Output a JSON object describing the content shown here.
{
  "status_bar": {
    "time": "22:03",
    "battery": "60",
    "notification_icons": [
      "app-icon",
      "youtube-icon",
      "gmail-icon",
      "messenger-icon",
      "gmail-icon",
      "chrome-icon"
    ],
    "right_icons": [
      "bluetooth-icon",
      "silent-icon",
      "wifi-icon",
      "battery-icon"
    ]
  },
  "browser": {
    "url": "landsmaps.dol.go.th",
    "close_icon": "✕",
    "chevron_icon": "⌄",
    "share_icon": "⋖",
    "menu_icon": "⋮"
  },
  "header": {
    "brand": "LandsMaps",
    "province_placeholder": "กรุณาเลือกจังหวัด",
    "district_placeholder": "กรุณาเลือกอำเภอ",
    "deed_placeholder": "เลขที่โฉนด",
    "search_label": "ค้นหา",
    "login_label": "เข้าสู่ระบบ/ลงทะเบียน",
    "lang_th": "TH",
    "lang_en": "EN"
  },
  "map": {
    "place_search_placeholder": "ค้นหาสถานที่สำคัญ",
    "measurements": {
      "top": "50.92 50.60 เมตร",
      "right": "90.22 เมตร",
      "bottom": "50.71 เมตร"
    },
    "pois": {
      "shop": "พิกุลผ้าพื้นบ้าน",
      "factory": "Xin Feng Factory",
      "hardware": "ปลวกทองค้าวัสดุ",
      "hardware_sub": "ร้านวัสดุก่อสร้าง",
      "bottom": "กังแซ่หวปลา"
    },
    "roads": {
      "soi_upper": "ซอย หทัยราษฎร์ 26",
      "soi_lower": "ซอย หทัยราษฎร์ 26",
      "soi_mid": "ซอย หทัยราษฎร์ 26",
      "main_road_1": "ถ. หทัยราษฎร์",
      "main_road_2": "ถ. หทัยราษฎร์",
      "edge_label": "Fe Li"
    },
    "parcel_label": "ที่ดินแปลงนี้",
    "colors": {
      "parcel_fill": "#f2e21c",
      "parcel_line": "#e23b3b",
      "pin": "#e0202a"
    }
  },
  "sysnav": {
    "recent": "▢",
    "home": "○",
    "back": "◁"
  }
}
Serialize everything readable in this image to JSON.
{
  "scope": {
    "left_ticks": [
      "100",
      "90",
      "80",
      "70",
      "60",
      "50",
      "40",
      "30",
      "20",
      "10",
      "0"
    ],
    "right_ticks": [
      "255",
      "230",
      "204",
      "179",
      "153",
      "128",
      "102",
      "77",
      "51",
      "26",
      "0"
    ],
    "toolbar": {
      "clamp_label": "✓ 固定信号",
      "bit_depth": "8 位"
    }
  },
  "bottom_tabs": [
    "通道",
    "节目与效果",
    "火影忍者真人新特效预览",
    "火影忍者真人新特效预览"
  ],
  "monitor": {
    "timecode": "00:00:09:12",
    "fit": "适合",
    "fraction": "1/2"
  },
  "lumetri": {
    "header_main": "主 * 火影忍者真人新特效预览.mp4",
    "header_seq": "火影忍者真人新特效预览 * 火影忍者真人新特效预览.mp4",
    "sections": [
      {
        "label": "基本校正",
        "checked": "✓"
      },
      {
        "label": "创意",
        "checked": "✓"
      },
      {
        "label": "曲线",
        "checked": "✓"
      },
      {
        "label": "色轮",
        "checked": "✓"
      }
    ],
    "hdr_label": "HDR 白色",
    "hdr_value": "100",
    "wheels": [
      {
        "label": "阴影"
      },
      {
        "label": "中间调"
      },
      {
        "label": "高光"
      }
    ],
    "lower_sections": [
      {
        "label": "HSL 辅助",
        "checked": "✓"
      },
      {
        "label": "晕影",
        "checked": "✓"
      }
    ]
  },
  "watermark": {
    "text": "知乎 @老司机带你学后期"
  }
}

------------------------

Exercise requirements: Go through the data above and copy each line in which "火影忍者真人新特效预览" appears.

Answer for this exercise:
    "火影忍者真人新特效预览",
    "火影忍者真人新特效预览"
    "header_main": "主 * 火影忍者真人新特效预览.mp4",
    "header_seq": "火影忍者真人新特效预览 * 火影忍者真人新特效预览.mp4",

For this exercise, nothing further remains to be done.